# WORK ITEM
Filter the records below for the word "name". Copy each line that holds it.

Element data from apps and pages
+ + + + +

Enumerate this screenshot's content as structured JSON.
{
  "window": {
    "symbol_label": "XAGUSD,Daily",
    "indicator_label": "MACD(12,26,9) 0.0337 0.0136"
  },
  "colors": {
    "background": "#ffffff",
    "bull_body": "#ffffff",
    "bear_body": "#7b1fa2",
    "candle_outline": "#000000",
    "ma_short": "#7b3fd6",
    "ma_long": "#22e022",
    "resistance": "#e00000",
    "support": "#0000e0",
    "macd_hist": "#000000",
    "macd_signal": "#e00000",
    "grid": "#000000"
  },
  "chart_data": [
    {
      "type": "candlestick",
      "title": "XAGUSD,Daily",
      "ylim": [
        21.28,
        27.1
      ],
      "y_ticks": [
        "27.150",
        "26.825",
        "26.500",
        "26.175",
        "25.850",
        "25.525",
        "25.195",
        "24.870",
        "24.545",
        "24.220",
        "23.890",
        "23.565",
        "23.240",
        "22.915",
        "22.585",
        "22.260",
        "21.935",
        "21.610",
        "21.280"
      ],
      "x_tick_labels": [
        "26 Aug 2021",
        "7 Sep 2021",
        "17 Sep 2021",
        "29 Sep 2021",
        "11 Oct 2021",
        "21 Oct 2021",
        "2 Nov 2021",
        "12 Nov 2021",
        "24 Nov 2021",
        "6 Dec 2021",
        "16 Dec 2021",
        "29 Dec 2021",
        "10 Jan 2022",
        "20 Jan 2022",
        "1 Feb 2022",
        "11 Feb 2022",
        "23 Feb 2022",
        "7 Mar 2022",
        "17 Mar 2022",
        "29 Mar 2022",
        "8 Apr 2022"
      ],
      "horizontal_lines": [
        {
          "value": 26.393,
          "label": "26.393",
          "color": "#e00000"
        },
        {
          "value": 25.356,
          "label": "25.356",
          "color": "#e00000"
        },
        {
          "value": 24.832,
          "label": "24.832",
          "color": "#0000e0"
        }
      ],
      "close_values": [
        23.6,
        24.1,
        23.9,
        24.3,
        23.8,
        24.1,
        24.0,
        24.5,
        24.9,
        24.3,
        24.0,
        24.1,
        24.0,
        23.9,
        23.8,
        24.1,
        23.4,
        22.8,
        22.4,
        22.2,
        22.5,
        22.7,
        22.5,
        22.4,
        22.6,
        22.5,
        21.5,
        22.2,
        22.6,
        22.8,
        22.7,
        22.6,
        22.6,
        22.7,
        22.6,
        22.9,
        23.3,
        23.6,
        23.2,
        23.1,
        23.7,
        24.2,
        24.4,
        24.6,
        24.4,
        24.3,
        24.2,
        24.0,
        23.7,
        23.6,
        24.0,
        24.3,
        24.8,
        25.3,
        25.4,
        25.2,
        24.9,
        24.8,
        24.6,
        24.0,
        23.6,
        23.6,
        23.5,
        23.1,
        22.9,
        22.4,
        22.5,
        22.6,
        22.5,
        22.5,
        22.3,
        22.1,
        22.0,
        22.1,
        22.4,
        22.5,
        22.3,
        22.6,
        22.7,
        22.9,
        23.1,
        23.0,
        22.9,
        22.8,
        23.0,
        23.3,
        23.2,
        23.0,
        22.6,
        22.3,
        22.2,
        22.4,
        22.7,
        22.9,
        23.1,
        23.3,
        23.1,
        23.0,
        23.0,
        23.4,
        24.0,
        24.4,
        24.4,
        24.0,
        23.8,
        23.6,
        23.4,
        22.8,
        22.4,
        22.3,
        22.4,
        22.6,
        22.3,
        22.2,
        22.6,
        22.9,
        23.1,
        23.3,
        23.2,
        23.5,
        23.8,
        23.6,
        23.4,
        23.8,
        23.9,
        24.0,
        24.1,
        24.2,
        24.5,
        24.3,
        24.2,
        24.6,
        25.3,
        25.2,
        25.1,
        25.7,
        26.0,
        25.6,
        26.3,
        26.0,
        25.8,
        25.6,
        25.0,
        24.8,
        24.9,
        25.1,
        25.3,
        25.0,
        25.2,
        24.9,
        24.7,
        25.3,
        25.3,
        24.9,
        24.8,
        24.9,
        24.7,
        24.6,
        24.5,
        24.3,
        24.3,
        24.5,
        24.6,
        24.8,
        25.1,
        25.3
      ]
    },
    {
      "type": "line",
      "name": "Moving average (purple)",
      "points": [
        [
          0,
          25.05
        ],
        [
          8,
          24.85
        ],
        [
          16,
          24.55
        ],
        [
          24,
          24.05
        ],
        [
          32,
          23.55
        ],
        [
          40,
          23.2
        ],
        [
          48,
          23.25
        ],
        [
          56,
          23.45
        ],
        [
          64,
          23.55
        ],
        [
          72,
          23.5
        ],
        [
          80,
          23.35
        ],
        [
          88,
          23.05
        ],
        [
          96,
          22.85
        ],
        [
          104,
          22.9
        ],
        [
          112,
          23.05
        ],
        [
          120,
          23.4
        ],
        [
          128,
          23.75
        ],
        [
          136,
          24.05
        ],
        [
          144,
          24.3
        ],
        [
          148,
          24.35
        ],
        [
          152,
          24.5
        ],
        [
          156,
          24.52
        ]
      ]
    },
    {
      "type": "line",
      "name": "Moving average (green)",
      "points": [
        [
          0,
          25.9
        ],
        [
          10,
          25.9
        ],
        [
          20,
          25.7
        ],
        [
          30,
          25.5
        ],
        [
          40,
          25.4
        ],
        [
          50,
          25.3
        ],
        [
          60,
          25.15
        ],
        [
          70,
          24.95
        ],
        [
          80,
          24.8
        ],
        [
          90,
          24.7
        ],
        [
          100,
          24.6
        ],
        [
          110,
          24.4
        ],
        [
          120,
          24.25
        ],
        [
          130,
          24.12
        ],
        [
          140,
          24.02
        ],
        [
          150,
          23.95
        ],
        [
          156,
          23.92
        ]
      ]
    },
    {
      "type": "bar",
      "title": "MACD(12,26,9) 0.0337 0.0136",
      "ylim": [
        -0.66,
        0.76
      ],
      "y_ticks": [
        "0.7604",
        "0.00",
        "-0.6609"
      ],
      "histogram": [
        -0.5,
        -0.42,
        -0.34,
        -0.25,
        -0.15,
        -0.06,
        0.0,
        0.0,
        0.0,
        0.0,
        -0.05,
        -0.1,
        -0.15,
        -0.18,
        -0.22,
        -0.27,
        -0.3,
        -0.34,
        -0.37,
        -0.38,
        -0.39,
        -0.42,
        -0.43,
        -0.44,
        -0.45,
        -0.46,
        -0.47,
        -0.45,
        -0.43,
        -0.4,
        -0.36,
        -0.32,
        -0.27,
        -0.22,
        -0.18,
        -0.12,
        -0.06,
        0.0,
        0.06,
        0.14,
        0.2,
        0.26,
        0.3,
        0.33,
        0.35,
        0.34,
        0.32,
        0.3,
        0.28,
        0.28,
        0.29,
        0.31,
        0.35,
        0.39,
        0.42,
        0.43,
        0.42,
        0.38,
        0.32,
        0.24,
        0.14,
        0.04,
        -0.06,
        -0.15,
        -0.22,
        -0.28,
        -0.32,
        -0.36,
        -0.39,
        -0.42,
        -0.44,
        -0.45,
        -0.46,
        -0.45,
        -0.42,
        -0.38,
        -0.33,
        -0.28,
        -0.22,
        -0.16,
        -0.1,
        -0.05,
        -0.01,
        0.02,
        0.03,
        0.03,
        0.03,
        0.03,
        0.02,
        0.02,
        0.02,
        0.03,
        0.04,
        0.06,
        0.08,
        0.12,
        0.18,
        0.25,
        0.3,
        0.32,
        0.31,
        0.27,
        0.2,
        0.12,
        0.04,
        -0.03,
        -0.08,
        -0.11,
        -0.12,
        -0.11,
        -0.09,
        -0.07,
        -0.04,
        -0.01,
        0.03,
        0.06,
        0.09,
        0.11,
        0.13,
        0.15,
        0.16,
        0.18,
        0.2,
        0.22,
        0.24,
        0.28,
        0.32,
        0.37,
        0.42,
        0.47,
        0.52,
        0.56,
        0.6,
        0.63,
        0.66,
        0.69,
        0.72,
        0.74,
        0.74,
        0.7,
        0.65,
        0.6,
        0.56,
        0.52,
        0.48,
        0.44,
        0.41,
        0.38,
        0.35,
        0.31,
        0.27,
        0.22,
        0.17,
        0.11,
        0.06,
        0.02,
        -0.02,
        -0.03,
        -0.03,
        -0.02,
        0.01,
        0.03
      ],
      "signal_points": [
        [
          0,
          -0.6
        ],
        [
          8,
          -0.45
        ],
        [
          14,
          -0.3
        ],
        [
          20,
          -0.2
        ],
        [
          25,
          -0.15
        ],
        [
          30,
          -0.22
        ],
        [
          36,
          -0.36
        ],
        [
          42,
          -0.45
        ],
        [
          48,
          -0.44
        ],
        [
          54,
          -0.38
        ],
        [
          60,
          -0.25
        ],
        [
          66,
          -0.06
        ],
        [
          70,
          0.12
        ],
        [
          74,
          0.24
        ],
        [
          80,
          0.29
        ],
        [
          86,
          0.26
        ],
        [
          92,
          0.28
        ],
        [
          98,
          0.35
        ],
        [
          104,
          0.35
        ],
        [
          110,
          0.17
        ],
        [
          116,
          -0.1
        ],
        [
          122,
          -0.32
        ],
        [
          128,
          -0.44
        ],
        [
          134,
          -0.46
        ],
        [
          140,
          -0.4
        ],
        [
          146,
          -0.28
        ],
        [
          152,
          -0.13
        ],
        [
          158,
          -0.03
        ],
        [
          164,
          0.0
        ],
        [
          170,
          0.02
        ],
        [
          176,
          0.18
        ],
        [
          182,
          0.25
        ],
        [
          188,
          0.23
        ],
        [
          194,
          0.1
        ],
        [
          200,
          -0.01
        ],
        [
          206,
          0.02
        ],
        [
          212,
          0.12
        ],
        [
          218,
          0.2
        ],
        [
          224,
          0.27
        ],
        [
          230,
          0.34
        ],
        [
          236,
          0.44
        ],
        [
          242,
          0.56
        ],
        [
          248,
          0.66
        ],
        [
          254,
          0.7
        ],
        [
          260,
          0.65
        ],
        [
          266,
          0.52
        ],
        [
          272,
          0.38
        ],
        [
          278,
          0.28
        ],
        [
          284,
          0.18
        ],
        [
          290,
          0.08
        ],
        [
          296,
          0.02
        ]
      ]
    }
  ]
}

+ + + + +

# ANSWER TO THIS TASK
      "name": "Moving average (purple)",
      "name": "Moving average (green)",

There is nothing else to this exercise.